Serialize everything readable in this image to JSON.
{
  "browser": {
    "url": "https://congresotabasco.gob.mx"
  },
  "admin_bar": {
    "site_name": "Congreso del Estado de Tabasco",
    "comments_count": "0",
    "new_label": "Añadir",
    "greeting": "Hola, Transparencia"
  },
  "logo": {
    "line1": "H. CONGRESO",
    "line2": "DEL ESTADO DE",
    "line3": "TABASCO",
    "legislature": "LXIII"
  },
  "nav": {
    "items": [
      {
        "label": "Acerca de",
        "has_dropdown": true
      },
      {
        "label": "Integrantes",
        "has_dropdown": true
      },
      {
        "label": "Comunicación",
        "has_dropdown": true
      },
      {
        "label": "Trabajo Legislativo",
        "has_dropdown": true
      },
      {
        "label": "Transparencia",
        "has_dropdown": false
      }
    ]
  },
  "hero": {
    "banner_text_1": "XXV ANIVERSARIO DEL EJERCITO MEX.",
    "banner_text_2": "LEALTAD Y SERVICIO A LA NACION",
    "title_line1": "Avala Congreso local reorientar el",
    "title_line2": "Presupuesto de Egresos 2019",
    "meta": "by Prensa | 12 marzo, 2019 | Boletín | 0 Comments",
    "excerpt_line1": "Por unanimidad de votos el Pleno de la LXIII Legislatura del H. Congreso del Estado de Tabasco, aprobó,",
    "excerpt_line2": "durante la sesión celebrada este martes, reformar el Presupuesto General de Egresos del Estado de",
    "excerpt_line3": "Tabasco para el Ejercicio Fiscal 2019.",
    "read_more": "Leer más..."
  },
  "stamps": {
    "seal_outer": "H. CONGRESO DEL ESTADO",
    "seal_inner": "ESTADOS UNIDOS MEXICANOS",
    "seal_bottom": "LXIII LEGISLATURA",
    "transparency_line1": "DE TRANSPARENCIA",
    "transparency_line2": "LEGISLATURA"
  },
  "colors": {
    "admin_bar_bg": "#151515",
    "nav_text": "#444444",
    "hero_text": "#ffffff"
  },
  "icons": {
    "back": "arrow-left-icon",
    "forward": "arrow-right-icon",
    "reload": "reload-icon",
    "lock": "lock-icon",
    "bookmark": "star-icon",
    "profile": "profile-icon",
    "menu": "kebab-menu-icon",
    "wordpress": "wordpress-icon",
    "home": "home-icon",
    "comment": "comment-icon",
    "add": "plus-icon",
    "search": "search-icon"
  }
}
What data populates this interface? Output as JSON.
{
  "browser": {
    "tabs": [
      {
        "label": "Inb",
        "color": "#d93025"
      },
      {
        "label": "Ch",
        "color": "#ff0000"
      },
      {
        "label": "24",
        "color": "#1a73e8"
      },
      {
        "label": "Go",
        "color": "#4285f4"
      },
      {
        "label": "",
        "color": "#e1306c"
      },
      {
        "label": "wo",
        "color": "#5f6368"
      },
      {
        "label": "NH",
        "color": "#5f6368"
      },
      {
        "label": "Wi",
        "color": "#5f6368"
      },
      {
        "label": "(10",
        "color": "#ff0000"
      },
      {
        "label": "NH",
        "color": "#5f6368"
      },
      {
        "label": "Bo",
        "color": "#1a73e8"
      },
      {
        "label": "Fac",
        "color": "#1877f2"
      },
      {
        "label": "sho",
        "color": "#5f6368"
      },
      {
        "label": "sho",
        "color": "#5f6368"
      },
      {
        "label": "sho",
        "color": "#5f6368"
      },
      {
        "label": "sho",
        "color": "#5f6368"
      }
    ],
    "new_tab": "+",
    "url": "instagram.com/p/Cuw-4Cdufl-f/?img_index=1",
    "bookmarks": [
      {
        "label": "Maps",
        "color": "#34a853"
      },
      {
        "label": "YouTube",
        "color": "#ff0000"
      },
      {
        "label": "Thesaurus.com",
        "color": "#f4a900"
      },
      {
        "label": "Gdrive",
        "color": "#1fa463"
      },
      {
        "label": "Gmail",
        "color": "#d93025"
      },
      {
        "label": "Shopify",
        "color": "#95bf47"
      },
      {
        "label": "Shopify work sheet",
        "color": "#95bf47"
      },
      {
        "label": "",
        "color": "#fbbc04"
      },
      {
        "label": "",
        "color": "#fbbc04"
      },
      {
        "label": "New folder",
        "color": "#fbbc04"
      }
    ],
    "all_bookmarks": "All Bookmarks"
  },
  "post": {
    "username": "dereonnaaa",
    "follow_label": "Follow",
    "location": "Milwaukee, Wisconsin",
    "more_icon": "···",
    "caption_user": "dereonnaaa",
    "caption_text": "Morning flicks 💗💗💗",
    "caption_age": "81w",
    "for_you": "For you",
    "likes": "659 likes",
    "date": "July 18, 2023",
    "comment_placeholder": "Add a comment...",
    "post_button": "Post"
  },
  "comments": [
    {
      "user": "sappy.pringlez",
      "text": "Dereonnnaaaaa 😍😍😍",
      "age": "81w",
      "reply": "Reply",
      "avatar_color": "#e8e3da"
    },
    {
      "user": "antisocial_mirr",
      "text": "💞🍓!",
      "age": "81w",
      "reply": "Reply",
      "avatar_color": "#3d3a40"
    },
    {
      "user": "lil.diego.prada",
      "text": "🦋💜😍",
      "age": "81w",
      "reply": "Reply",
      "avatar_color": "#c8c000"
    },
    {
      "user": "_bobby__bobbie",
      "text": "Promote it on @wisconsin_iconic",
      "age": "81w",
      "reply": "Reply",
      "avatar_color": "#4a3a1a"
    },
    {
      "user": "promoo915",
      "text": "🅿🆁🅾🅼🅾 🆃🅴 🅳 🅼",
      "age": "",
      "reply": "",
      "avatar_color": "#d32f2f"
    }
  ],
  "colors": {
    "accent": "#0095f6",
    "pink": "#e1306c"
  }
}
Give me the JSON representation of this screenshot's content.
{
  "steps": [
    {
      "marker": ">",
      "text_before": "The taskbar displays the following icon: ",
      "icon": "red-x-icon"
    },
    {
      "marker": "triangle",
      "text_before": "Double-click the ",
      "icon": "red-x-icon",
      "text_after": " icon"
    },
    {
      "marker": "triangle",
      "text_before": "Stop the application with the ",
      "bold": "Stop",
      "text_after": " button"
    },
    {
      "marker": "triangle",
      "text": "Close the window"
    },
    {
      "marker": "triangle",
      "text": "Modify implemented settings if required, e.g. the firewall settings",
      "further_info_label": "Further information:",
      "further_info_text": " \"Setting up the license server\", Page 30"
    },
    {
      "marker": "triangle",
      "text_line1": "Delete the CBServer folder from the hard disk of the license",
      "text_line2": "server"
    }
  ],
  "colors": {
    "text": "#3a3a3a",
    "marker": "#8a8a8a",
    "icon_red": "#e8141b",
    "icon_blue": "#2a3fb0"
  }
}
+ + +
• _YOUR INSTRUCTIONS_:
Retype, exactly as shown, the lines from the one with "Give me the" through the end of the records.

• _EXERCISE OUTPUT_:
Give me the JSON representation of this screenshot's content.
{
  "steps": [
    {
      "marker": ">",
      "text_before": "The taskbar displays the following icon: ",
      "icon": "red-x-icon"
    },
    {
      "marker": "triangle",
      "text_before": "Double-click the ",
      "icon": "red-x-icon",
      "text_after": " icon"
    },
    {
      "marker": "triangle",
      "text_before": "Stop the application with the ",
      "bold": "Stop",
      "text_after": " button"
    },
    {
      "marker": "triangle",
      "text": "Close the window"
    },
    {
      "marker": "triangle",
      "text": "Modify implemented settings if required, e.g. the firewall settings",
      "further_info_label": "Further information:",
      "further_info_text": " \"Setting up the license server\", Page 30"
    },
    {
      "marker": "triangle",
      "text_line1": "Delete the CBServer folder from the hard disk of the license",
      "text_line2": "server"
    }
  ],
  "colors": {
    "text": "#3a3a3a",
    "marker": "#8a8a8a",
    "icon_red": "#e8141b",
    "icon_blue": "#2a3fb0"
  }
}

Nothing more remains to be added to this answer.